Country of BirthCanada
Key ContributionsMarcus Theory
Awarded byGeorge H. W. Bush
Areas of ImpactTheory & Foundations
AffiliationsCalifornia Institute of Technology
Other PrizesNobel Prize
Rudolph Marcus, known as “Rudy” to friends and colleagues, was one of the first Canadian scientists to study theoretical chemistry. In the 1950s, Marcus developed a theory on the rates of electron transfer reactions — when an electron moves from one chemical species to another. His theory, now called “Marcus Theory,” is still taught in chemistry classrooms today.
While Marcus is best known for his work as a chemist, his first academic love was mathematics. As a student, he excelled in math courses and aimed to take as many classes as possible.
As he progressed in school, Marcus developed more of an interest in science — particularly chemistry. After receiving his PhD in chemistry from McGill University in Canada, Marcus attempted to secure a postdoctoral research fellowship in the United States.
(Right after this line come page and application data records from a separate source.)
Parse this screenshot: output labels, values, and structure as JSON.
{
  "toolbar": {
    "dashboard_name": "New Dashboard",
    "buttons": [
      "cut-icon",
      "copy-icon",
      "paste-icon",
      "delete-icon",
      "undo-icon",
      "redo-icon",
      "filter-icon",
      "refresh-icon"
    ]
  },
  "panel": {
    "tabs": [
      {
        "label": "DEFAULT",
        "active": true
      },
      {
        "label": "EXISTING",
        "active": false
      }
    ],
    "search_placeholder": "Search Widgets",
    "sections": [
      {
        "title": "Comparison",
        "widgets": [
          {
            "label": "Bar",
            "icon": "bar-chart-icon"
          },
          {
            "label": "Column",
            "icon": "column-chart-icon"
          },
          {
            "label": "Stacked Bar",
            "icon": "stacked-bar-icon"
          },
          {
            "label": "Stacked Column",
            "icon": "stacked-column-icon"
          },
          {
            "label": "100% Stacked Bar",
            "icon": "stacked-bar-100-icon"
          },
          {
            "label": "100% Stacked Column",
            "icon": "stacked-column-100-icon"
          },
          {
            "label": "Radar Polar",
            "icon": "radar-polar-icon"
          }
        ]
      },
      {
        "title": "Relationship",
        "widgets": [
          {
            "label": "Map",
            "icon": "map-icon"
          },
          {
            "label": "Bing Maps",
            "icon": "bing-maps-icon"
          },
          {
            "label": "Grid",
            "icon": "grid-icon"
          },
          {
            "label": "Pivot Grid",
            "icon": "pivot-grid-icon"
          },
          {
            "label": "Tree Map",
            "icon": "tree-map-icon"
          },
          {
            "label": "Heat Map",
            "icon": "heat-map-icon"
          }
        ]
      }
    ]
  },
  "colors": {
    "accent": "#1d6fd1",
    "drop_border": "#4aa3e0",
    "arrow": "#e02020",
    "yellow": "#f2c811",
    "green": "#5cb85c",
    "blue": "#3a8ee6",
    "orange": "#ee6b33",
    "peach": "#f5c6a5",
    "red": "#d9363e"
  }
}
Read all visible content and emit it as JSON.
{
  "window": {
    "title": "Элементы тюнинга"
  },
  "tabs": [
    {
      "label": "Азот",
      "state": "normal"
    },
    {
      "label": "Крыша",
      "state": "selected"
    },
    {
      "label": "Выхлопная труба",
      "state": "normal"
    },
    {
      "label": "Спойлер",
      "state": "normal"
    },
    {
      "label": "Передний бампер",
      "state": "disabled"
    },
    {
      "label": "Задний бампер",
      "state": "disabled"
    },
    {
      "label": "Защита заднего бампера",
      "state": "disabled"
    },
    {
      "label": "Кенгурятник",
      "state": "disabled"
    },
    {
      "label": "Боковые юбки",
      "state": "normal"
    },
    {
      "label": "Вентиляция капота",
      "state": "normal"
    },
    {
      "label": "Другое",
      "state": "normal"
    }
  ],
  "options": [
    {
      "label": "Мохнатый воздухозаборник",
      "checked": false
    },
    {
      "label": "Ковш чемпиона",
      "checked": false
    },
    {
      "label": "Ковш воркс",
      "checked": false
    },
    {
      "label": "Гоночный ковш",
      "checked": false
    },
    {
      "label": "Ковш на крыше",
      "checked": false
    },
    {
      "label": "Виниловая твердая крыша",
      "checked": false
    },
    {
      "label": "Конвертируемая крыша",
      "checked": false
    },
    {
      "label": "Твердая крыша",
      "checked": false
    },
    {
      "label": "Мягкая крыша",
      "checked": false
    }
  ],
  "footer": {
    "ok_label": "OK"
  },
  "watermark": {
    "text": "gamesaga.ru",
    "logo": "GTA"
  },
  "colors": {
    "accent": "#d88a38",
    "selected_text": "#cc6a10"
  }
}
Marcus was accepted by one of the six theoreticians he applied to work with and traveled to the University of North Carolina in Chapel Hill. He became a naturalized citizen in the 1950s and still lives in the United States today.
By Rachel Warren